Egypt confirms killing of Iraq envoy

The Egyptian Foreign Ministry has confirmed the killing of the country's abducted envoy in Iraq.

    The Egyptian envoy is said to have previously worked in Israel

    President Hosni Mubarak expressed condolences for the death of Egypt's top envoy in the country, Ihab al-Sherif, and called his killers "terrorists" after al-Qaida in Iraq claimed on Thurday to have killed the diplomat.

    "This terrorist act will not deter Egypt from its firm position in support of Iraq and its people," Mubarak's office said in a statement carried by the state news agency MENA.

    The statement did not say if the Egyptian authorities had independent confirmation of the death of al-Sherif. Al-Qaida in Iraq had earlier in the day posted on a web forum a statement that it killed al-Sherif.

    It posted a short video of the diplomat being questioned, but did not show his slaying.

    Egyptian President Hosni Mubarak
    offered his condolences

    The written statement, the authenticity of which could not be confirmed, on Thursday read: "We announce in the al-Qaida in Iraq that the verdict of God against the ambassador of the infidels, the ambassador of Egypt, has been carried out. Thank God."

    Al-Qaida in Iraq, reputedly headed by Jordan-born Abu Musab al-Zarqawi, said a day earlier that it had sentenced al-Sherif to death as an apostate for his country's support of the United States and the Iraqi government. The group has previously beheaded several foreign captives, including three Americans.

    Al-Sherif, who was sent to Baghdad in early June, was abducted from a Baghdad street late on Saturday.

    Video clip

    The video shows a man, who appears to be the diplomat, blindfolded and wearing a polo shirt. He identifies himself as al-Sherif, says he is the head of the interests section in Iraq and gives his address. He then says he worked previously in Israel, where al-Sherif was part of the Egyptian embassy.

    "The reason we delayed the announcement of capturing the ambassador of the dictator Egypt was to be able to capture as many ambassadors as we can"

    Al-Qaida in Iraq website statement

    Egyptian Foreign Ministry officials could not be immediately reached.

    The statement said al-Qaida had hoped to take more ambassadors. "The reason we delayed the announcement of capturing the ambassador of the dictator Egypt was to be able to capture as many ambassadors as we can," it said, referring to the fact that al-Qaida did not announce al-Sherif's capture until several days later.
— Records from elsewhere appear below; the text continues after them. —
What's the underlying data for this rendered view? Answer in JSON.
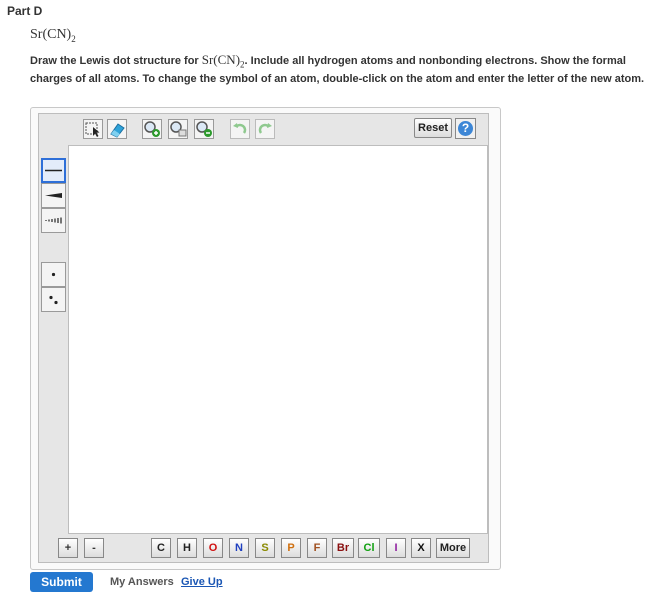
{
  "part_title": "Part D",
  "formula": {
    "base": "Sr(CN)",
    "sub": "2"
  },
  "instructions": {
    "pre": "Draw the Lewis dot structure for ",
    "formula_base": "Sr(CN)",
    "formula_sub": "2",
    "post": ". Include all hydrogen atoms and nonbonding electrons. Show the formal charges of all atoms. To change the symbol of an atom, double-click on the atom and enter the letter of the new atom."
  },
  "toolbar": {
    "reset_label": "Reset",
    "help_label": "?"
  },
  "zoom": {
    "plus": "+",
    "minus": "-"
  },
  "atoms": [
    {
      "symbol": "C",
      "color": "#222222"
    },
    {
      "symbol": "H",
      "color": "#222222"
    },
    {
      "symbol": "O",
      "color": "#d01010"
    },
    {
      "symbol": "N",
      "color": "#2040c0"
    },
    {
      "symbol": "S",
      "color": "#8a8a00"
    },
    {
      "symbol": "P",
      "color": "#d07010"
    },
    {
      "symbol": "F",
      "color": "#a05020"
    },
    {
      "symbol": "Br",
      "color": "#8b1010"
    },
    {
      "symbol": "Cl",
      "color": "#10a010"
    },
    {
      "symbol": "I",
      "color": "#9020a0"
    },
    {
      "symbol": "X",
      "color": "#111111"
    }
  ],
  "more_label": "More",
  "actions": {
    "submit": "Submit",
    "my_answers": "My Answers",
    "give_up": "Give Up"
  },
  "colors": {
    "accent": "#2478d0",
    "link": "#1a56b4"
  }
}
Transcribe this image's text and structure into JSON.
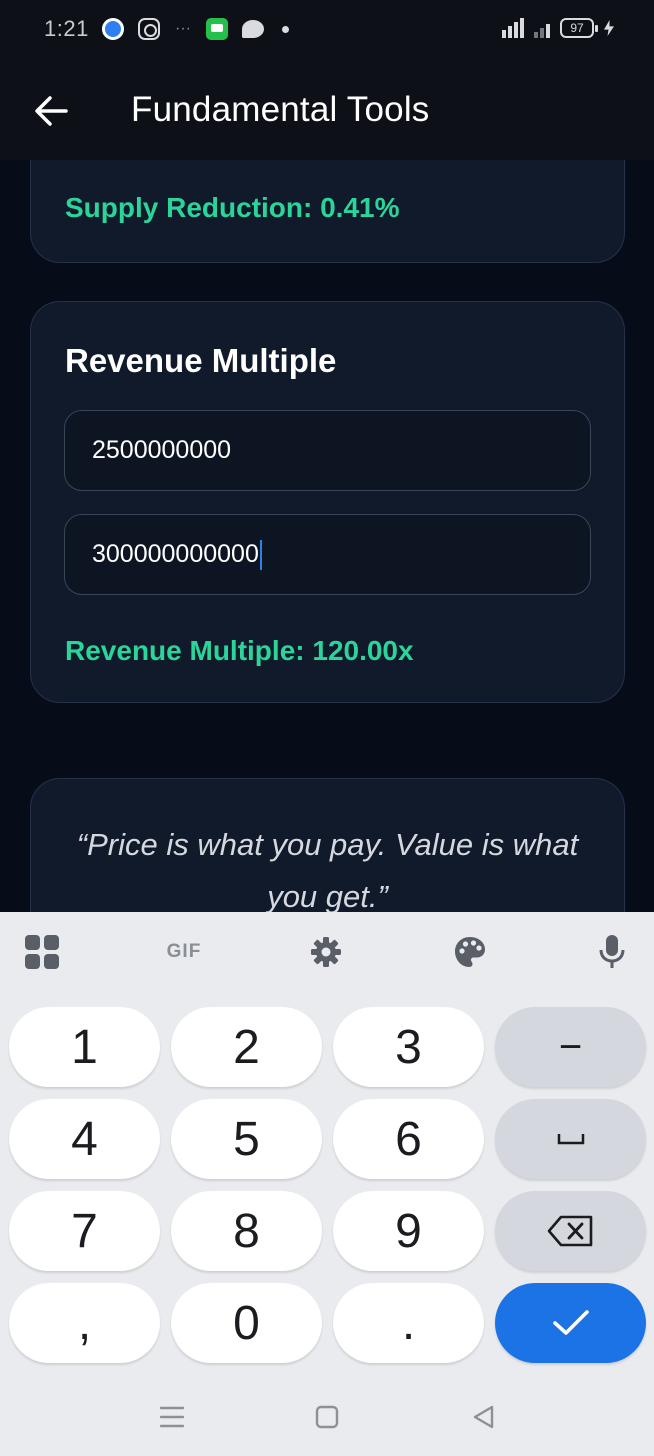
{
  "status_bar": {
    "time": "1:21",
    "battery": "97",
    "dots": "···"
  },
  "app_bar": {
    "title": "Fundamental Tools"
  },
  "supply_card": {
    "result": "Supply Reduction: 0.41%"
  },
  "revenue_card": {
    "title": "Revenue Multiple",
    "field_1_value": "2500000000",
    "field_2_value": "300000000000",
    "result": "Revenue Multiple: 120.00x"
  },
  "quote_card": {
    "line_1": "“Price is what you pay. Value is what",
    "line_2": "you get.”"
  },
  "keyboard": {
    "toolbar": {
      "gif_label": "GIF"
    },
    "keys": [
      "1",
      "2",
      "3",
      "−",
      "4",
      "5",
      "6",
      "␣",
      "7",
      "8",
      "9",
      "⌫",
      ",",
      "0",
      ".",
      "✓"
    ]
  },
  "colors": {
    "accent_green": "#2bd59a",
    "card_bg": "#111a2b",
    "enter_blue": "#1c73e6",
    "caret_blue": "#2f7ff0"
  }
}
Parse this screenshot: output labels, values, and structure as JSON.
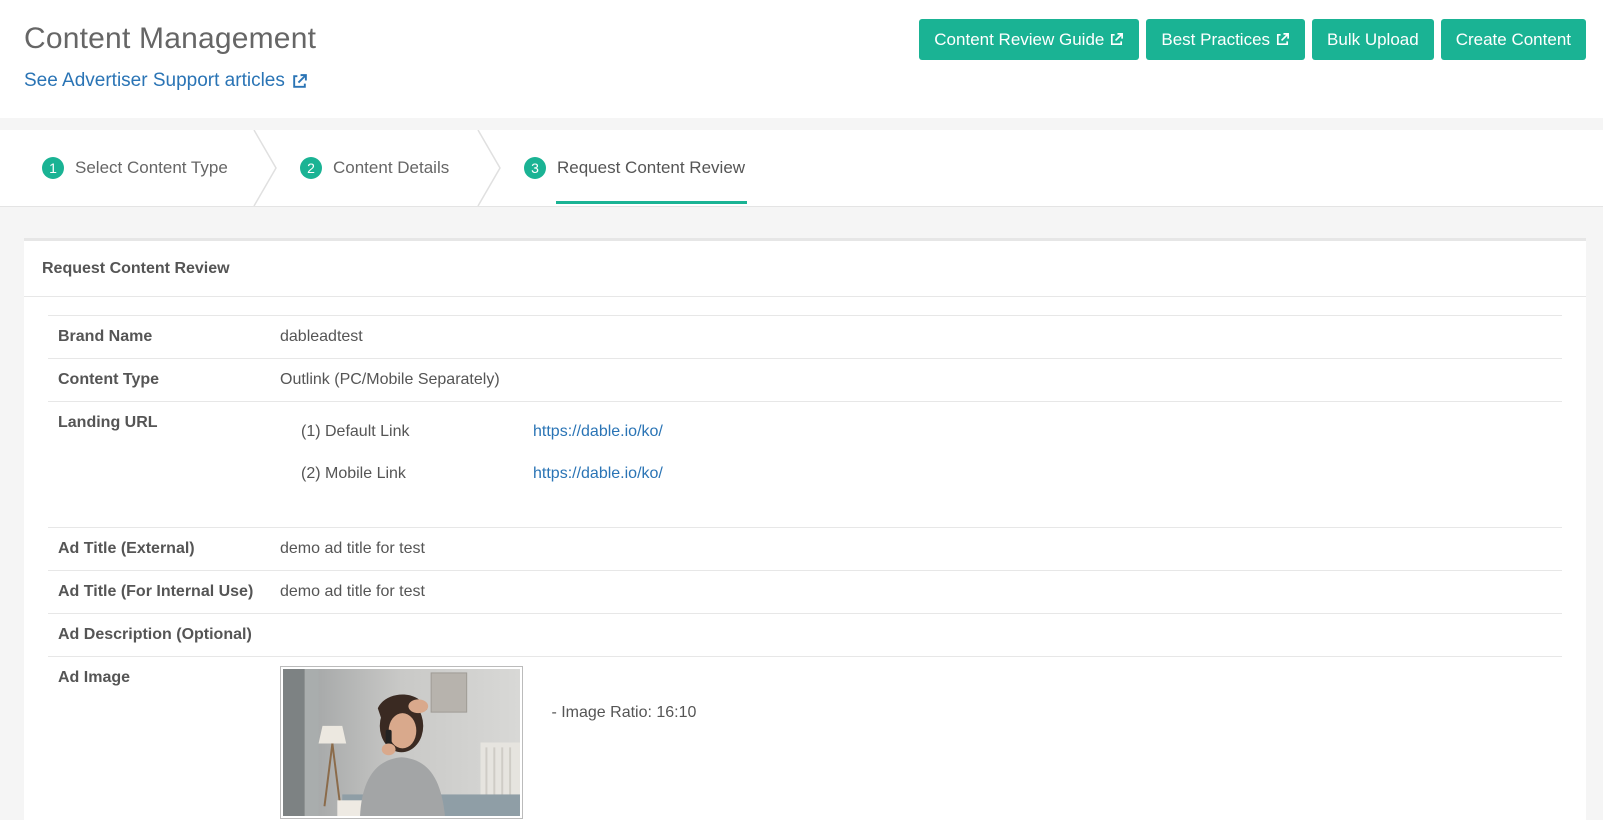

    Egypt censured

    The statement denounced the Egyptian government as apostate for its support of the US. It said al-Sherif gave his captors under interrogation "information making clear the infidel nature of the (Egyptian) regime and his confessions have been recorded".

    Egypt is criticised for agreeing to
    train Iraqi security forces

    "The Egyptian regime is one of the first to launch war on Islam and Muslims, since several decades," the statement said, pointing to Egypt's crackdown on Islamic militants on its own soil and its agreement to train Iraqi security forces.

    "It was first to obey the crusaders in ... sending the first ambassador to the (Iraqi) government," it said, referring to Egypt's announcement last month that it would send an ambassador to Baghdad, the first Arab government to do so.

    "Our shaikh Abu Musab al-Zarqawi ... is determined to stand up to traitors and crusaders and all those who stand with them, and we vow to all the dictatorial nations that Iraq is not safe for infidels because God has empowered the mujahidin," it said.

    Al-Qaida in Iraq has waged a campaign of attacks on Iraqi and US forces in Iraq.



    Interactive: How does your country vote at the UN?

    Interactive: How does your country vote at the UN?

    We visualised 1.2 million votes at the UN since 1946. What do you think are the biggest issues facing the world today?

    'We were forced out by the government soldiers'

    'We were forced out by the government soldiers'

    We dialled more than 35,000 random phone numbers to paint an accurate picture of displacement across South Sudan.

    Interactive: Plundering Cambodia's forests

    Interactive: Plundering Cambodia's forests

    Meet the man on a mission to take down Cambodia's timber tycoons and expose a rampant illegal cross-border trade.